Sunday, April 12, 2015

Using the Appropriate Tool for the Job

Considering my fascination with Android as an operating system, I have always been interested in learning about the underlying hardware that powers an Android device. A few things I have always wondered:

  • What are the components that power a given device?
  • Who makes these components?
  • Who would I source the components from?
  • How is the circuit board designed?
  • How would I prototype my own device design?
  • How would I manufacture my own device?

Well, if you follow the Android ecosystem and fancy shiny new devices like me, or if you have ever heard of the "Maker Movement", you are probably aware that there are many new hardware projects in the making that are leveraging the Android OS. Some of these hardware projects are following in the footsteps of the Android Open Source Project (AOSP) by open sourcing their designs. In my opinion, Android sure does make a great fit to pair with an open source hardware design.

I bring these things to you attention because recently I have been working on an exciting Android project of my own -- building a custom Android hardware device -- by leveraging existing open source hardware designs.

What would seem like an obvious choice for a processor today was not entirely apparent early on, but I have settled on an ARM Cortex A9 as the brain of this device. With the OS and processor selected for the device, I am currently tasked with choosing the components that will provide additional functionality, in addition to bringing all of those components together by designing the "central nervous system" of the device.

For those of you not in the know, the “central nervous system” means creating the circuit schematic design and component layout for the printed circuit board. After reviewing many PCB design tools, I decided on a tool by Altium. Turns out that many of the open source hardware designs powering Android (and Linux too) are using an ARM Cortex A9 processor. Better yet, many of these open source hardware projects that are using an ARM Cortex A9 and running Android were designed by engineers using Altium Designer. Considering this, Altium just seemed like the logical choice. It wasn't until I started using Altium Designer and learning the ins and outs of the program, and combining existing open source designs with my desired components, that building a hardware device running Android is actually quite an empowering process when you have the right tool for the job.

Altium Logo
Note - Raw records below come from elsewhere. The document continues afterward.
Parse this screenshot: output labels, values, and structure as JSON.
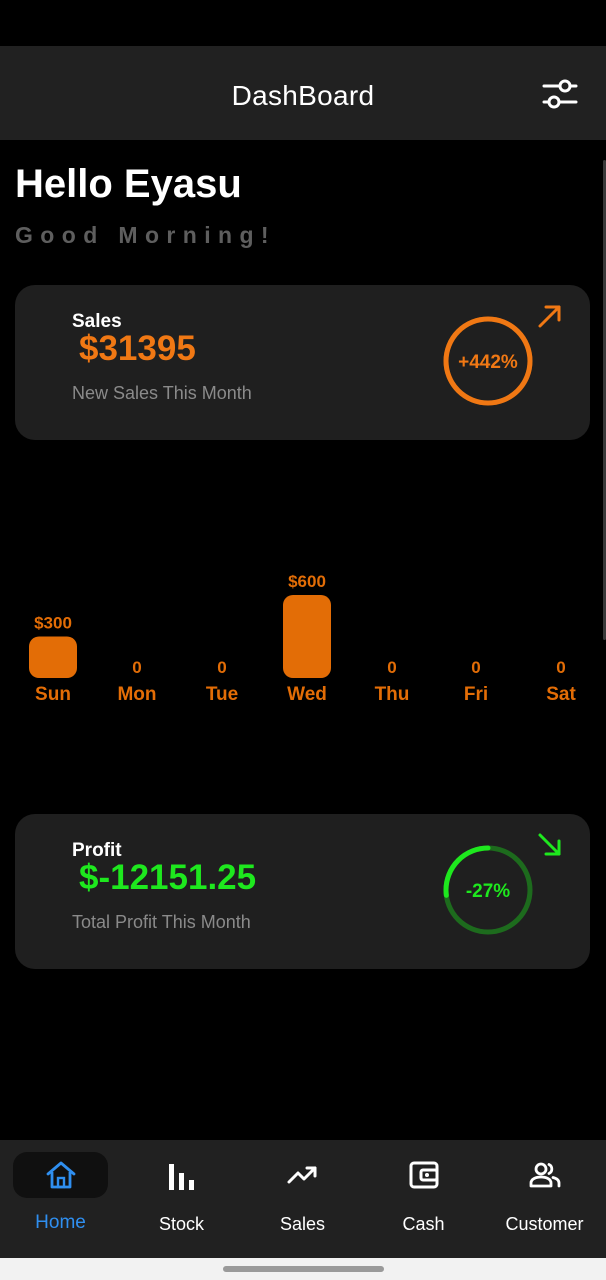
{
  "app_bar": {
    "title": "DashBoard",
    "filter_icon": "tune-icon"
  },
  "greeting": {
    "title": "Hello Eyasu",
    "subtitle": "Good Morning!"
  },
  "sales_card": {
    "label": "Sales",
    "value": "$31395",
    "caption": "New Sales This Month",
    "percent": "+442%",
    "ring_fill": 1.0,
    "trend_icon": "arrow-up-right-icon",
    "color": "#f07814"
  },
  "weekly_chart": {
    "chart_data": {
      "type": "bar",
      "categories": [
        "Sun",
        "Mon",
        "Tue",
        "Wed",
        "Thu",
        "Fri",
        "Sat"
      ],
      "values": [
        300,
        0,
        0,
        600,
        0,
        0,
        0
      ],
      "value_labels": [
        "$300",
        "0",
        "0",
        "$600",
        "0",
        "0",
        "0"
      ],
      "title": "",
      "xlabel": "",
      "ylabel": "",
      "ylim": [
        0,
        600
      ]
    },
    "color": "#e36d06"
  },
  "profit_card": {
    "label": "Profit",
    "value": "$-12151.25",
    "caption": "Total Profit This Month",
    "percent": "-27%",
    "ring_fill": 0.27,
    "trend_icon": "arrow-down-right-icon",
    "color": "#1ee81e"
  },
  "bottom_nav": [
    {
      "label": "Home",
      "icon": "home-icon",
      "active": true
    },
    {
      "label": "Stock",
      "icon": "bar-chart-icon",
      "active": false
    },
    {
      "label": "Sales",
      "icon": "trending-up-icon",
      "active": false
    },
    {
      "label": "Cash",
      "icon": "wallet-icon",
      "active": false
    },
    {
      "label": "Customer",
      "icon": "people-icon",
      "active": false
    }
  ],
  "colors": {
    "active_nav": "#2f8ff0",
    "card_bg": "#1f1f1f",
    "app_bar": "#212121"
  }
}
This leads me to the reason why I am writing this blog post. Having the right tool for the job is essential. For designing printed circuit boards, I have found that Altium is the right tool for that job, so if you also are designing a circuit board, I suggest taking a look at Altium. For designing Android applications, since Google has released Android Studio as the official IDE for Android development, I recommend that anyone who is still using Eclipse with the ADT Bundle migrate over to using Android Studio as soon as possible. And as a bonus, I wanted all my readers to have access to the book code samples for use with Android Studio, in addition to the code samples that you already have for use with the Android IDE (Eclipse with the ADT Bundle). That way you can use the right tool for your job.

You can access the updated code samples for use with Android Studio here.